- Data for the task
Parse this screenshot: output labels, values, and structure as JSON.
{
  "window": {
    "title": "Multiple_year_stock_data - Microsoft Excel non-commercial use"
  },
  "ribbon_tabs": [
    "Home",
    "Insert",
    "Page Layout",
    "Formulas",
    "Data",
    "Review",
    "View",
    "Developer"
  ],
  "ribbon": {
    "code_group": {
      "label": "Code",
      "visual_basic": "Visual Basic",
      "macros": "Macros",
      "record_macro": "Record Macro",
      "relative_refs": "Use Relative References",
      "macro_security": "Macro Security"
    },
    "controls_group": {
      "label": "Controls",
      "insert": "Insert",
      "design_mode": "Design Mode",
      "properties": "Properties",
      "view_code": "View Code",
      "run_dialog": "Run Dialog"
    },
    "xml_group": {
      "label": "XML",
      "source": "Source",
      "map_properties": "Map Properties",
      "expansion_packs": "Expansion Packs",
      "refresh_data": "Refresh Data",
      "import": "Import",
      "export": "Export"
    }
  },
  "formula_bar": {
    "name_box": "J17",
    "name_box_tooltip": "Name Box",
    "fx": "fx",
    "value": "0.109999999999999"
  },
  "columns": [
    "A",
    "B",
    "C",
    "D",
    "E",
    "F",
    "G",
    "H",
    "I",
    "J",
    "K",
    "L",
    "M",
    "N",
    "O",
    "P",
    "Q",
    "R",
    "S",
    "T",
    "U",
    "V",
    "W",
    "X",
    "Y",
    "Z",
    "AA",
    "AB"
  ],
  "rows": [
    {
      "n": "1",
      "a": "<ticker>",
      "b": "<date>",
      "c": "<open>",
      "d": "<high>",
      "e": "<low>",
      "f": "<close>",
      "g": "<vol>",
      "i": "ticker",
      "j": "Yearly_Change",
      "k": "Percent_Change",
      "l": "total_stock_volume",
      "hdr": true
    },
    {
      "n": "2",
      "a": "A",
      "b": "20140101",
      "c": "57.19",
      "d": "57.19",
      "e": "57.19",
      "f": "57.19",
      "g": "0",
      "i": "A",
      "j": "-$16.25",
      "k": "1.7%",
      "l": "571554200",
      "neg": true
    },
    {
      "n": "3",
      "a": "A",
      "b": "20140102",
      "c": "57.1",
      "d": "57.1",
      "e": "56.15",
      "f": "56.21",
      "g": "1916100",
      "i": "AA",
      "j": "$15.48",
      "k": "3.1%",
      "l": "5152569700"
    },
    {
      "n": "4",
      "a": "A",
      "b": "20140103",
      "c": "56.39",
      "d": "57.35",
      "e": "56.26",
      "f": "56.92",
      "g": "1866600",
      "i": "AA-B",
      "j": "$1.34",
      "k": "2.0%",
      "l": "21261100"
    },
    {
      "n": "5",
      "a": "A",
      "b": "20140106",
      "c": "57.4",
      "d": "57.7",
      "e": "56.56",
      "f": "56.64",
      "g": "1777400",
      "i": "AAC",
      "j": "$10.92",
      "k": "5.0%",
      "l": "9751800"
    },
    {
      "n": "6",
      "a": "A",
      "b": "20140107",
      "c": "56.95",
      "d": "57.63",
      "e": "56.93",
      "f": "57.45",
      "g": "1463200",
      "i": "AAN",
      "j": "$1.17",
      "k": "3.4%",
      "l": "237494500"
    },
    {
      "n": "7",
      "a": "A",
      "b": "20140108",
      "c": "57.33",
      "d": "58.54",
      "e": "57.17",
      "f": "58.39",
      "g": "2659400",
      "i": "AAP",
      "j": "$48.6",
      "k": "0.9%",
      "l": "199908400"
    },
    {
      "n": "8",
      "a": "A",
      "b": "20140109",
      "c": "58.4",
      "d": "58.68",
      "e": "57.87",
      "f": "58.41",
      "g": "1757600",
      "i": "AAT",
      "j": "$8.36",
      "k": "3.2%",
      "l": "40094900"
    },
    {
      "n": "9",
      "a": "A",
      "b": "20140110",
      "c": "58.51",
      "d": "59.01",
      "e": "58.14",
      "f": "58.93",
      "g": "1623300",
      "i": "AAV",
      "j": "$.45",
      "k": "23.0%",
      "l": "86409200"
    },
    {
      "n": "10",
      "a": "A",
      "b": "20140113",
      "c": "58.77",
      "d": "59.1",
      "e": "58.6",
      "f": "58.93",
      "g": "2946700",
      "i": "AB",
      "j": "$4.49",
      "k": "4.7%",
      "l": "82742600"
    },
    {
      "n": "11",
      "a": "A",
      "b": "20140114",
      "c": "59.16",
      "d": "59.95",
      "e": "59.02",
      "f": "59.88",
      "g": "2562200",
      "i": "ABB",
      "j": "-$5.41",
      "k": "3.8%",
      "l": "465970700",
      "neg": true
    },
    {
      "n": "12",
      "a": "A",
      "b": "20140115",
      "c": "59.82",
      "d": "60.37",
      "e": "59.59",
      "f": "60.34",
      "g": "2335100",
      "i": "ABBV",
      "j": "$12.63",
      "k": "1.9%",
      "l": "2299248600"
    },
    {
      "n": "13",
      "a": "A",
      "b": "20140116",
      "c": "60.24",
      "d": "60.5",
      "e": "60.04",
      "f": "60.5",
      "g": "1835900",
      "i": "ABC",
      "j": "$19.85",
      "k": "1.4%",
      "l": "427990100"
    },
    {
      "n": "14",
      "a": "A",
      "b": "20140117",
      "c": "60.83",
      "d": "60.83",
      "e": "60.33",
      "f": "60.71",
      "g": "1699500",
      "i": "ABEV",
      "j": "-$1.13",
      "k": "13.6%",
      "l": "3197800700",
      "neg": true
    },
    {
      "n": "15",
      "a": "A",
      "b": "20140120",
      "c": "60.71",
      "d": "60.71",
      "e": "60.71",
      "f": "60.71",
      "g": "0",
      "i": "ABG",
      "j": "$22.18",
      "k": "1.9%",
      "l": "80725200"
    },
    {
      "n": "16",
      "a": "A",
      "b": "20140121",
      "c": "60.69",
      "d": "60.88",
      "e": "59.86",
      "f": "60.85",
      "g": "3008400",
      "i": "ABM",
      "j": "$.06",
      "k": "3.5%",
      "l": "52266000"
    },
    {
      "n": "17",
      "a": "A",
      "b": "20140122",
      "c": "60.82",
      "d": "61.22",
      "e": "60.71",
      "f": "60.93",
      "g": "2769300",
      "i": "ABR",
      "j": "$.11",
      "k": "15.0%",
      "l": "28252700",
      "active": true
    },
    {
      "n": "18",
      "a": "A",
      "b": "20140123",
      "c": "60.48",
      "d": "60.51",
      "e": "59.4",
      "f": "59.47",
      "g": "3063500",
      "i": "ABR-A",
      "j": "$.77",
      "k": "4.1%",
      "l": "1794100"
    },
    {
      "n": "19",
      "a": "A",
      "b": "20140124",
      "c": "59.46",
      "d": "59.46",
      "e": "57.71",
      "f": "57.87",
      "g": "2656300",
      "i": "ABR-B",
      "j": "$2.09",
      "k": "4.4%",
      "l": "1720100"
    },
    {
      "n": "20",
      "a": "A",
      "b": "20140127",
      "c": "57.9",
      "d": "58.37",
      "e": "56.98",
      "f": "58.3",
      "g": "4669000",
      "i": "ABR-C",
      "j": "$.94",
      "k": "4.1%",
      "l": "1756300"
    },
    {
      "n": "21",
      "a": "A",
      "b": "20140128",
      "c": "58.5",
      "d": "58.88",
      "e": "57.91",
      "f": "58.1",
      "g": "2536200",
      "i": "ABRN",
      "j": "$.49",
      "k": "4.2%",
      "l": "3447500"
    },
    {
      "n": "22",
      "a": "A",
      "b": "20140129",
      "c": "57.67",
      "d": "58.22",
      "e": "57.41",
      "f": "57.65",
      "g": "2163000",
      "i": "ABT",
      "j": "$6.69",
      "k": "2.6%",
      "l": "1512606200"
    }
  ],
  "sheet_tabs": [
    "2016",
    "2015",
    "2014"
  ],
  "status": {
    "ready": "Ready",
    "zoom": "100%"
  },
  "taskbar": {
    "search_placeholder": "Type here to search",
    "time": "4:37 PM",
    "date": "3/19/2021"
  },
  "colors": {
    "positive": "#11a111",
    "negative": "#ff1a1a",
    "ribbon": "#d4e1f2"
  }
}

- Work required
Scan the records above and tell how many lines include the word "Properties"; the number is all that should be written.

- Solution to this exercise
2